If the remaining family members want to keep the property, they will have to contact the lender and repay the amount that was paid out to the deceased borrower. Reverse mortgage payments become payable upon the borrower’s death and are usually required to be repaid within several months to a year after the borrower has passed, but may differ on a lender-by-lender basis.

Paying large amounts to the reverse mortgage lender can create problems for family members because most lack the funding to make this possible, Chubb said.

“No one can afford to buy the home,” she said. “Funding can be an issue for the family if they want to keep that home.”

If the home needs to be sold, other problems can arise.
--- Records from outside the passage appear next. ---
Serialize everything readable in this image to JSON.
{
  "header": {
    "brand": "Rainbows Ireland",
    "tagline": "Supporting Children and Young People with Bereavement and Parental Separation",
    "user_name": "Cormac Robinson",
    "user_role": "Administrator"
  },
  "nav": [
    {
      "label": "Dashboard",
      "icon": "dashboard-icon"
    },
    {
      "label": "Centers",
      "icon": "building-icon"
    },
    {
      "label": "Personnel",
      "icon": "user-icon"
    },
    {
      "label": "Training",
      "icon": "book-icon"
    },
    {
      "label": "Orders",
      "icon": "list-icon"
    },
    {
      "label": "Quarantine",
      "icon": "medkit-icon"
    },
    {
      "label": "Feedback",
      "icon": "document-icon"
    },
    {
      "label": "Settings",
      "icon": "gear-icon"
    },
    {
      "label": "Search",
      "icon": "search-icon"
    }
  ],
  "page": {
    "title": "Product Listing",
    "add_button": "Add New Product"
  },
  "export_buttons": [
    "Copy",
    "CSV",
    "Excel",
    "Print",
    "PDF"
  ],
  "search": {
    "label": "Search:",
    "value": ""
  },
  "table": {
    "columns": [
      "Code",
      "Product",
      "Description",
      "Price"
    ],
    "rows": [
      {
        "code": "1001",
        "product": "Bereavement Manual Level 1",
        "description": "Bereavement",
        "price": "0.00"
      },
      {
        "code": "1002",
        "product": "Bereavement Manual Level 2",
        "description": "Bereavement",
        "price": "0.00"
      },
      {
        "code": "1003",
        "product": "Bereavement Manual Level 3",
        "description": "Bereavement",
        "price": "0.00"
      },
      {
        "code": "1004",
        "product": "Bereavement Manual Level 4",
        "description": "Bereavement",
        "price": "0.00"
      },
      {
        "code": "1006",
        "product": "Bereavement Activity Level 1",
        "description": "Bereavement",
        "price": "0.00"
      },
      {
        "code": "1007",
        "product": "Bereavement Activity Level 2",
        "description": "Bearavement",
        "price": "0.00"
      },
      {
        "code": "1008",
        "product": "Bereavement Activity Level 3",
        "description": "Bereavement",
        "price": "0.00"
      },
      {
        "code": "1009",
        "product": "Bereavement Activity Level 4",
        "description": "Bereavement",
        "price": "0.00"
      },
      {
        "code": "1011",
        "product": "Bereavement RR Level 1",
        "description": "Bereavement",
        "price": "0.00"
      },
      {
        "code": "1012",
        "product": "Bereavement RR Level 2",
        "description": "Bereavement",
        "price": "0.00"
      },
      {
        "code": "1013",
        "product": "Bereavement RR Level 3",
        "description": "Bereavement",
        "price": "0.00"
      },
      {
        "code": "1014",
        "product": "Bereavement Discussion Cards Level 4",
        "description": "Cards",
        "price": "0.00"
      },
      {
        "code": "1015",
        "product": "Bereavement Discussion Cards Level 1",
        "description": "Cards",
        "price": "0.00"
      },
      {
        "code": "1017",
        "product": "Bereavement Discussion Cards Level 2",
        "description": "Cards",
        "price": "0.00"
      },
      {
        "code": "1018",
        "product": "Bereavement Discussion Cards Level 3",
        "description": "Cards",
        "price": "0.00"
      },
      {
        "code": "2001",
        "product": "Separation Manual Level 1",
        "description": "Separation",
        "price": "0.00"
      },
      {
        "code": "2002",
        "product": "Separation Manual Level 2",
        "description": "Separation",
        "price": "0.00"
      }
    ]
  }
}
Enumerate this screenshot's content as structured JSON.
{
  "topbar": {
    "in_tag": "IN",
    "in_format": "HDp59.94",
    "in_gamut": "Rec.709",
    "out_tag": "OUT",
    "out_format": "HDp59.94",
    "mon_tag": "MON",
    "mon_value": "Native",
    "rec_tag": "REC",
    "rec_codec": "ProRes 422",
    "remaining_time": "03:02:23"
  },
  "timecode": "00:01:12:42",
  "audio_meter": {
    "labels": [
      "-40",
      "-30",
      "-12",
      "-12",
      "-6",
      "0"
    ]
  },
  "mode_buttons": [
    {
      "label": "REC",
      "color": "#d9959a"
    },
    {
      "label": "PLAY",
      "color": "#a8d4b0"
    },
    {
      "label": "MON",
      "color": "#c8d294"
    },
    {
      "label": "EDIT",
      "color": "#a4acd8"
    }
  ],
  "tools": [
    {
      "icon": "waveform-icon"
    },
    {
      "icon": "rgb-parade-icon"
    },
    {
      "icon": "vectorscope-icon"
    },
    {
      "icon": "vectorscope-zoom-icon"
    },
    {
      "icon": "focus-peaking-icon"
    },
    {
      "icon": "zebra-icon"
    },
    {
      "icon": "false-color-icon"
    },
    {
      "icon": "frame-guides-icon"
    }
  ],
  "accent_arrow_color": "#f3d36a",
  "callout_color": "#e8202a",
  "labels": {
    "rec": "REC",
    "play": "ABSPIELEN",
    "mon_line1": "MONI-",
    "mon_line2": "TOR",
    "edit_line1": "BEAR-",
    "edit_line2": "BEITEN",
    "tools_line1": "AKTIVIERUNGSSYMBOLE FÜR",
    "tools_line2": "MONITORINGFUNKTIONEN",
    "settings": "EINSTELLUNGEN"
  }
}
For reverse mortgages that were approved leading up to the housing crash, where lenders paid out more than the home is currently worth, many lenders now face issues that need to be resolved in short sales.

The final option for surviving heirs is to walk away. This choice is not recommended. Remaining family members should contact the reverse mortgage lender because if the home sells and there are remaining funds not paid out to the borrower, the money will transfer to the deceased person’s estate.

Before a borrower considers a reverse mortgage, there is one major factor that he or she should consider, according to Rick McInturff, a senior loan officer for Proficio Mortgage.

When a couple lives together in a home, both should place their names on the reverse mortgage. That way, if one partner dies, the other will remain protected.

“If both husband and wife are original loan holders and one of them passes away, nothing happens to the loan, all terms stay the same, all monies remain if available,” McInturff said.

But if the loan is placed in only one partner’s name and that partner dies, the other will have to repay the debt or vacate the property.

Parker said that reverse mortgages have a bad reputation but it’s simply because most financial experts are inexperienced with their intricacies. He said the mortgages have built-in financial planning aspects to them.

“They are designed to be used as a line or credit over time to meet expenses as needed,” he explained.

Borrowers decide how they will receive their money, what size their payouts will be, and how often they will get paid, such as every 10 years or over the entire course of their life in the home.

Although the process after a death can be complicated, reverse mortgages can be a positive option for older consumers to eliminate their mortgage payments, make housing repairs, cover medical expenses, or use as a secondary form of income.